Yes UK has more homes passed by FTTH than Australias NBN

  • andrew
  • thinkbroadband staff
  • over 8 years ago

Only around 32,000 premises have been passed by the NBN FTTP service so far, not great for a project costing over AUS37bn (£24bn)! As of September 2012, the NBN had 24,000 active services comprising of 6,400 active fibre services, 600 fixed-wireless services, and 17,000 satellite services.

44 percent of customers were on 100 Mbps down and 40 Mbps up service; 32 percent were on 25 Mbps down/5 Mbps up service; 15 percent were on the basic 12 Mbps down/1Mbps up service; 7 percent were on the 50Mbps down/20 Mbps up service; and 2 percent were on a 25 Mbps down/10 Mbps up.t

  • New_Londoner
  • over 8 years ago

Unsurprisingly it's getting some pretty negative comments for the slow pace, poor take-up etc, especially as cancellation would cost AUS$2.4bn!

  • New_Londoner
  • over 8 years ago

Well, you got to remember that the NBN in Australia will be the ONLY way to access the internet once it is done (if it does get finished), since they are selling off the recovered copper once the fibre is in... You also need to remember that Aus is HUGE, and that it will take a while to get there. Furthermore, Aus has 22,784,954 people total against the UK's 62,262,000, so I am not surprised that there are more homes passed in the UK...

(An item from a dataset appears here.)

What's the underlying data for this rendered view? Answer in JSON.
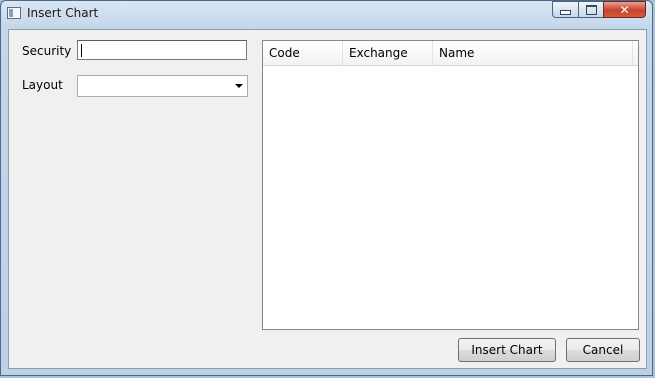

  • vicdupreez
  • over 8 years ago

All good points, however it is way behind the original plan. So it's not about comparisons with the UK, this is partly about comparisons with what the NBN team claimed it would do vs the actual results.

  • New_Londoner
  • over 8 years ago

Whilst Australia is huge, much of the population is squeezed into large urban centres.

Australia has an urban population density of ~90% and more than 50% of the population in the 5 largest cities and ~87% in the 20 largest population centres. So with respect to houses past in urban areas, they are having serious roll-out problems mainly with prices from tenders.

  • themanstan
  • over 8 years ago

Australia may be vast, but people are very concentrated in the coastal cities.

No idea where the fibre deployment is, just find lots of politics hiding the facts when I go looking.

  • andrew
  • thinkbroadband staff
  • over 8 years ago

The problemin the UK is BT are not good at marketing and selling.

It would be sensible to do a targeted mailshot when FTTC becomes available taking care to only mail to households who cabinets have been enabled. This would almost certainly generate a reasonable number of orders

Clearly if BT put out the mailshot it would have to be ISP neutral

  • Bob_s2
  • over 8 years ago

Bob_s2 1... Sorry that does not necessarily work, I am bombarded with mails from BT and virgin every week about there services and deals.
I am satisfied with what I have so at this time I do not need fibre. The extra price for 3 time the speed does not interest me. I would use that extra money for something else. So I am sure lot of people would look at it that way.

  • machanch
  • over 8 years ago

Post a comment

Login Register